Dataset excerpts

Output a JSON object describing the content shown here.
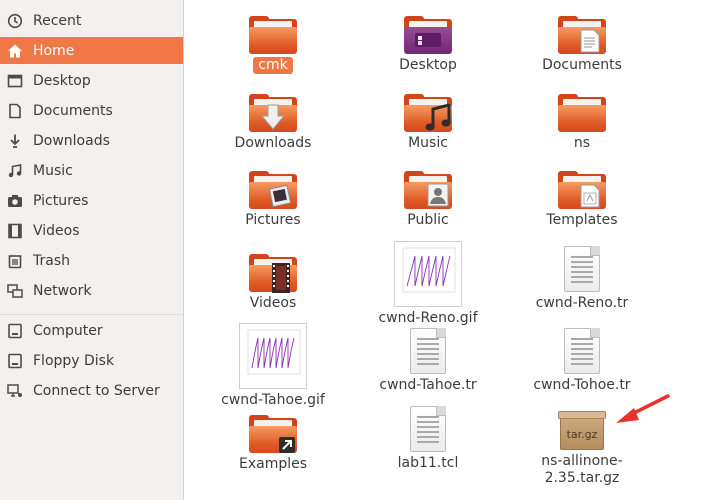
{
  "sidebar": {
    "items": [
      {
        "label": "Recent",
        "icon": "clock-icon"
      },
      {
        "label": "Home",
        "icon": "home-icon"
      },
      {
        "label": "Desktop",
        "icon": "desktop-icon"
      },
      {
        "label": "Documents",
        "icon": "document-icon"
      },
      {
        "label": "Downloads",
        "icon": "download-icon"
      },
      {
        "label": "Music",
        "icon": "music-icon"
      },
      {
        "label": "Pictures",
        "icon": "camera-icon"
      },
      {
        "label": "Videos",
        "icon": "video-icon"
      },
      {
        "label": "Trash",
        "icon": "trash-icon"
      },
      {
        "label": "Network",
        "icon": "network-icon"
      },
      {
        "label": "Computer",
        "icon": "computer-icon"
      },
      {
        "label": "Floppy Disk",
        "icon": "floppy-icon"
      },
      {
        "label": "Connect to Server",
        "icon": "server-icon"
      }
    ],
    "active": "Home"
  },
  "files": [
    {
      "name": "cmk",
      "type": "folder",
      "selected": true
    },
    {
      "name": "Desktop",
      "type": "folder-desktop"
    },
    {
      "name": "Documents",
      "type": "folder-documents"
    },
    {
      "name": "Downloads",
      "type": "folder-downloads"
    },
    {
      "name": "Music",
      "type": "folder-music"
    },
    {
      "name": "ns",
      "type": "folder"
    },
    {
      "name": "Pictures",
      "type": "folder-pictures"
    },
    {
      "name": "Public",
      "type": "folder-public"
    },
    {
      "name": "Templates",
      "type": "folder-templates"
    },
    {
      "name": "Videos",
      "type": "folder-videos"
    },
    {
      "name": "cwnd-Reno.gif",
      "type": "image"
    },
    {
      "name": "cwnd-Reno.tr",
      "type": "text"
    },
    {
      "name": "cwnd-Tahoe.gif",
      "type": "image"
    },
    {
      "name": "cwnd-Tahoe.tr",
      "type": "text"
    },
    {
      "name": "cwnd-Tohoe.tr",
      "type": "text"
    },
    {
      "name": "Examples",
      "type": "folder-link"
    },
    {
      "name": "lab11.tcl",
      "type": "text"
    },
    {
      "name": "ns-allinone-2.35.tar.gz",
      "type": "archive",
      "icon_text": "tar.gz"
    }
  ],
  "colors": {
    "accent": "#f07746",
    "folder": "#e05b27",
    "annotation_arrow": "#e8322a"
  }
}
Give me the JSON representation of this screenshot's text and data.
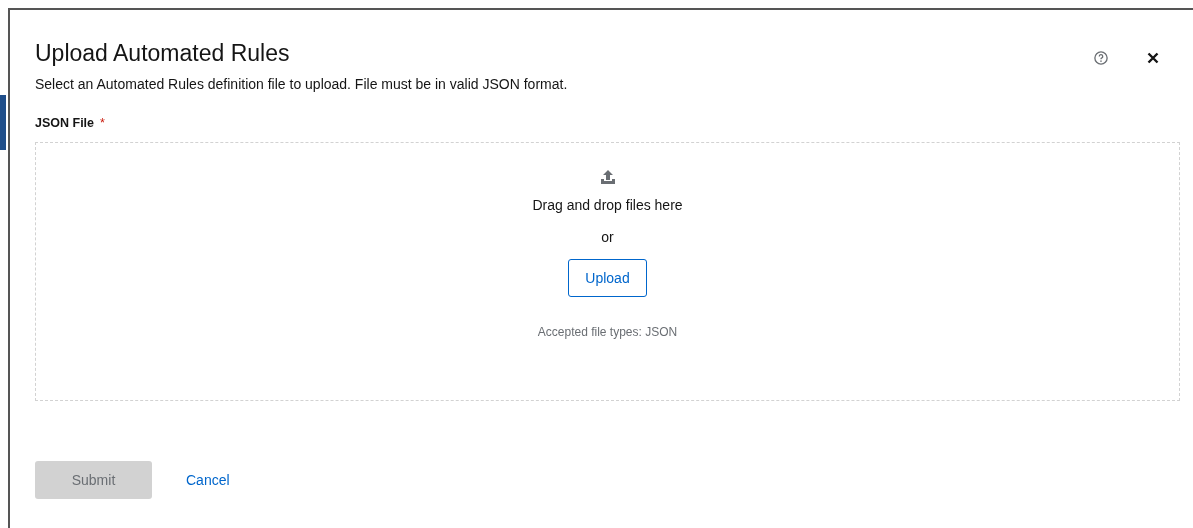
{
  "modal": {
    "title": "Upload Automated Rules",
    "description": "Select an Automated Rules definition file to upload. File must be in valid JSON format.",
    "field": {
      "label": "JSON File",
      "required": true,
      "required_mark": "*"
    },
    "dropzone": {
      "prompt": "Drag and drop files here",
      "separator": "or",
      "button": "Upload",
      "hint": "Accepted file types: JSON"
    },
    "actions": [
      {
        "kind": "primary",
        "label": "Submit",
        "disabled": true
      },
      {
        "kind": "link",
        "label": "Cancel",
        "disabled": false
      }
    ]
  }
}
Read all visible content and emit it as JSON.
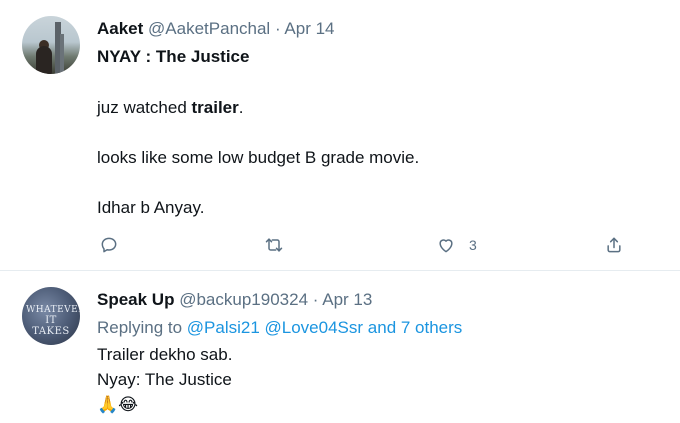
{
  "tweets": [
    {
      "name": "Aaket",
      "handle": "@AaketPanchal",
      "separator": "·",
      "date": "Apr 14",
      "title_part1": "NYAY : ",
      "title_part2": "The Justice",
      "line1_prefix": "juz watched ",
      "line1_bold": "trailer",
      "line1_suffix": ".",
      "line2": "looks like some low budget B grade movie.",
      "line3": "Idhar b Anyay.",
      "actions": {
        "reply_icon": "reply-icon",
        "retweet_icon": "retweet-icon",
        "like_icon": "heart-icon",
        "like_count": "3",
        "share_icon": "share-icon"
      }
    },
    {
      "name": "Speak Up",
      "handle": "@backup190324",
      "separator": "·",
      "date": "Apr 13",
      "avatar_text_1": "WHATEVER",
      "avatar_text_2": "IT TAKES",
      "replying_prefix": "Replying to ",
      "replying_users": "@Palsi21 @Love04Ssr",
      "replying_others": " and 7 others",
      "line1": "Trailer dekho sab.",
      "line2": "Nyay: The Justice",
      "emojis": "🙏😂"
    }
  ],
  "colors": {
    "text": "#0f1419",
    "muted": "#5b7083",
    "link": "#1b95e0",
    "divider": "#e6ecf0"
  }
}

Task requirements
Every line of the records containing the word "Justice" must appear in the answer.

Result of the exercise
      "title_part2": "The Justice",
      "line2": "Nyay: The Justice",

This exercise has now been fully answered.